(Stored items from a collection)
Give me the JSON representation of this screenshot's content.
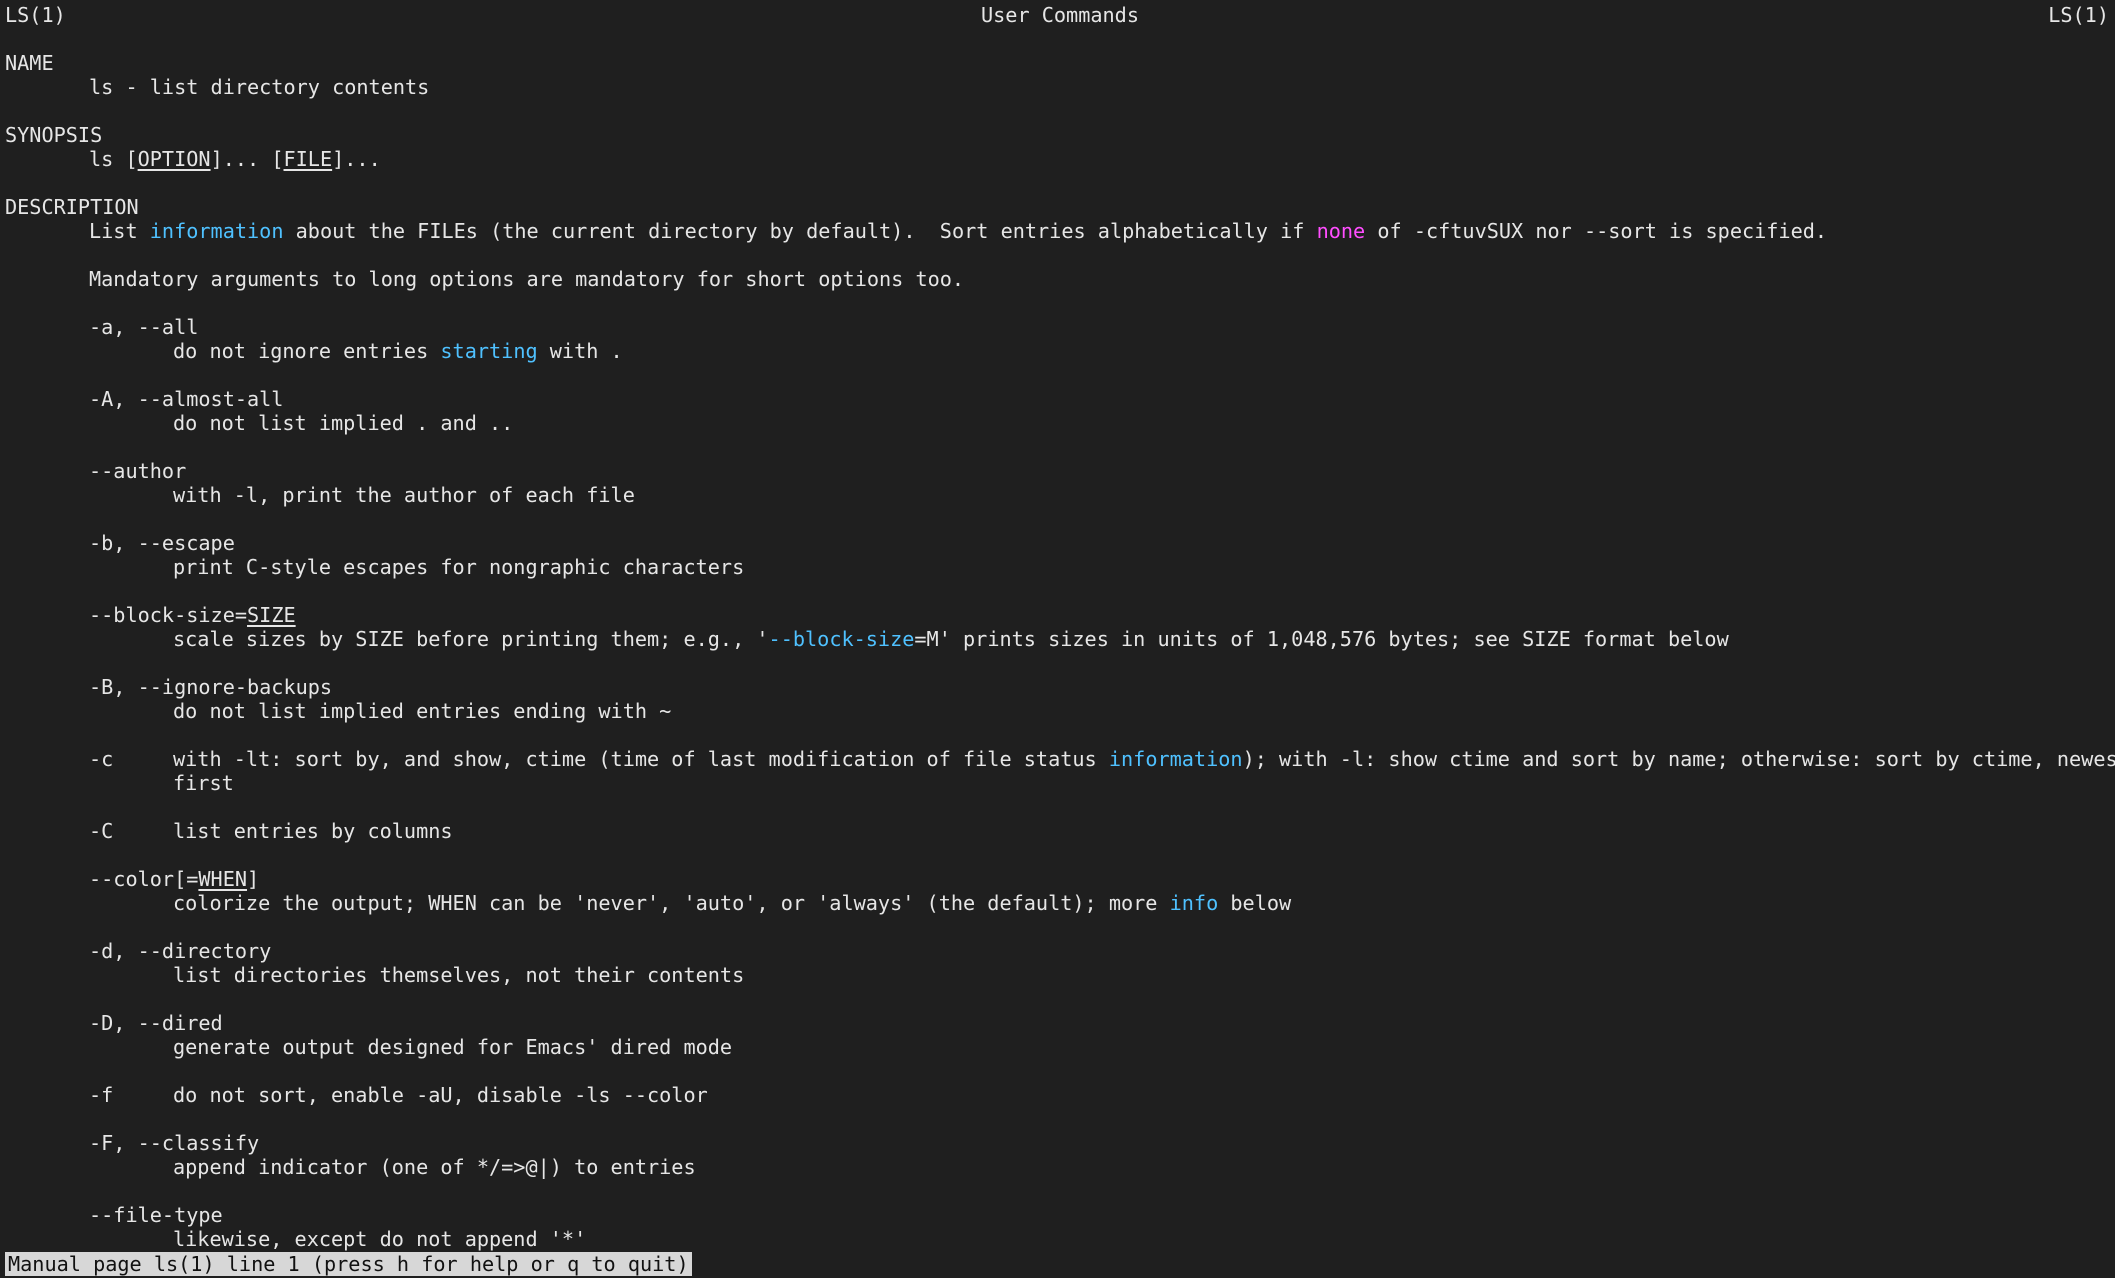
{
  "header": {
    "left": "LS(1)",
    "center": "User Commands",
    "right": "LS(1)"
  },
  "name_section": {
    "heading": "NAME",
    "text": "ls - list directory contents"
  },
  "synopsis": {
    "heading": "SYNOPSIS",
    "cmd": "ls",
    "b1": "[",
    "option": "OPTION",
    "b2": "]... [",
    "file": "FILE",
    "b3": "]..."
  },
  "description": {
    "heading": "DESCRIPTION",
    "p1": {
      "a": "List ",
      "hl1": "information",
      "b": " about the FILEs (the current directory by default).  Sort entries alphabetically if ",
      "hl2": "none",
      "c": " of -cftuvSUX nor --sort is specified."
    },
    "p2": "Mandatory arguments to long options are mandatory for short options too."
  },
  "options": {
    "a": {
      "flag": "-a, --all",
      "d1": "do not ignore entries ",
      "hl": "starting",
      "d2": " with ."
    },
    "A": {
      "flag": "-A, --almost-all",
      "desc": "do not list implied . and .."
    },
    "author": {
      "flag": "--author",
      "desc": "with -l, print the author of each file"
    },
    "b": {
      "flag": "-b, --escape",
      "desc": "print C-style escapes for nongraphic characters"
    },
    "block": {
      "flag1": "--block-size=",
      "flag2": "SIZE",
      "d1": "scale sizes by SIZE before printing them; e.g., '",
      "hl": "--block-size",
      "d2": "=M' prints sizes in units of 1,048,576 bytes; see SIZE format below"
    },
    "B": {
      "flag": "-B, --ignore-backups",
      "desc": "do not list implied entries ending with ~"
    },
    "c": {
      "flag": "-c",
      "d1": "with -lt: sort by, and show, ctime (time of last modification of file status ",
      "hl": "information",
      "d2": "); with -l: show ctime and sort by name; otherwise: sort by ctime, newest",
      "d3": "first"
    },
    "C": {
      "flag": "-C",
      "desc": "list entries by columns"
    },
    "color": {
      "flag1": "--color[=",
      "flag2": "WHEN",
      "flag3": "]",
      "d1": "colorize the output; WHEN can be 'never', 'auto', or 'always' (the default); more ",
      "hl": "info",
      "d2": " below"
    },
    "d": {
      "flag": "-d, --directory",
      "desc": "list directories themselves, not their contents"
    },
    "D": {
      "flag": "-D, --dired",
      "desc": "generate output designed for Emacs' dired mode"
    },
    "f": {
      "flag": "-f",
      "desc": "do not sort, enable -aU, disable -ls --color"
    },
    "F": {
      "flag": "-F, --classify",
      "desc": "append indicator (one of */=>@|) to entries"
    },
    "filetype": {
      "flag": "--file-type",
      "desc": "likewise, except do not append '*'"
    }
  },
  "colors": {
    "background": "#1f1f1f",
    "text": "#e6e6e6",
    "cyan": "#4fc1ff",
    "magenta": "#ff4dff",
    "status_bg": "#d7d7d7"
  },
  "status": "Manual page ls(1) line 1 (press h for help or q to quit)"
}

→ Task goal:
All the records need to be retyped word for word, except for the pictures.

→ Solution to this problem:
Give me the JSON representation of this screenshot's content.
{
  "header": {
    "left": "LS(1)",
    "center": "User Commands",
    "right": "LS(1)"
  },
  "name_section": {
    "heading": "NAME",
    "text": "ls - list directory contents"
  },
  "synopsis": {
    "heading": "SYNOPSIS",
    "cmd": "ls",
    "b1": "[",
    "option": "OPTION",
    "b2": "]... [",
    "file": "FILE",
    "b3": "]..."
  },
  "description": {
    "heading": "DESCRIPTION",
    "p1": {
      "a": "List ",
      "hl1": "information",
      "b": " about the FILEs (the current directory by default).  Sort entries alphabetically if ",
      "hl2": "none",
      "c": " of -cftuvSUX nor --sort is specified."
    },
    "p2": "Mandatory arguments to long options are mandatory for short options too."
  },
  "options": {
    "a": {
      "flag": "-a, --all",
      "d1": "do not ignore entries ",
      "hl": "starting",
      "d2": " with ."
    },
    "A": {
      "flag": "-A, --almost-all",
      "desc": "do not list implied . and .."
    },
    "author": {
      "flag": "--author",
      "desc": "with -l, print the author of each file"
    },
    "b": {
      "flag": "-b, --escape",
      "desc": "print C-style escapes for nongraphic characters"
    },
    "block": {
      "flag1": "--block-size=",
      "flag2": "SIZE",
      "d1": "scale sizes by SIZE before printing them; e.g., '",
      "hl": "--block-size",
      "d2": "=M' prints sizes in units of 1,048,576 bytes; see SIZE format below"
    },
    "B": {
      "flag": "-B, --ignore-backups",
      "desc": "do not list implied entries ending with ~"
    },
    "c": {
      "flag": "-c",
      "d1": "with -lt: sort by, and show, ctime (time of last modification of file status ",
      "hl": "information",
      "d2": "); with -l: show ctime and sort by name; otherwise: sort by ctime, newest",
      "d3": "first"
    },
    "C": {
      "flag": "-C",
      "desc": "list entries by columns"
    },
    "color": {
      "flag1": "--color[=",
      "flag2": "WHEN",
      "flag3": "]",
      "d1": "colorize the output; WHEN can be 'never', 'auto', or 'always' (the default); more ",
      "hl": "info",
      "d2": " below"
    },
    "d": {
      "flag": "-d, --directory",
      "desc": "list directories themselves, not their contents"
    },
    "D": {
      "flag": "-D, --dired",
      "desc": "generate output designed for Emacs' dired mode"
    },
    "f": {
      "flag": "-f",
      "desc": "do not sort, enable -aU, disable -ls --color"
    },
    "F": {
      "flag": "-F, --classify",
      "desc": "append indicator (one of */=>@|) to entries"
    },
    "filetype": {
      "flag": "--file-type",
      "desc": "likewise, except do not append '*'"
    }
  },
  "colors": {
    "background": "#1f1f1f",
    "text": "#e6e6e6",
    "cyan": "#4fc1ff",
    "magenta": "#ff4dff",
    "status_bg": "#d7d7d7"
  },
  "status": "Manual page ls(1) line 1 (press h for help or q to quit)"
}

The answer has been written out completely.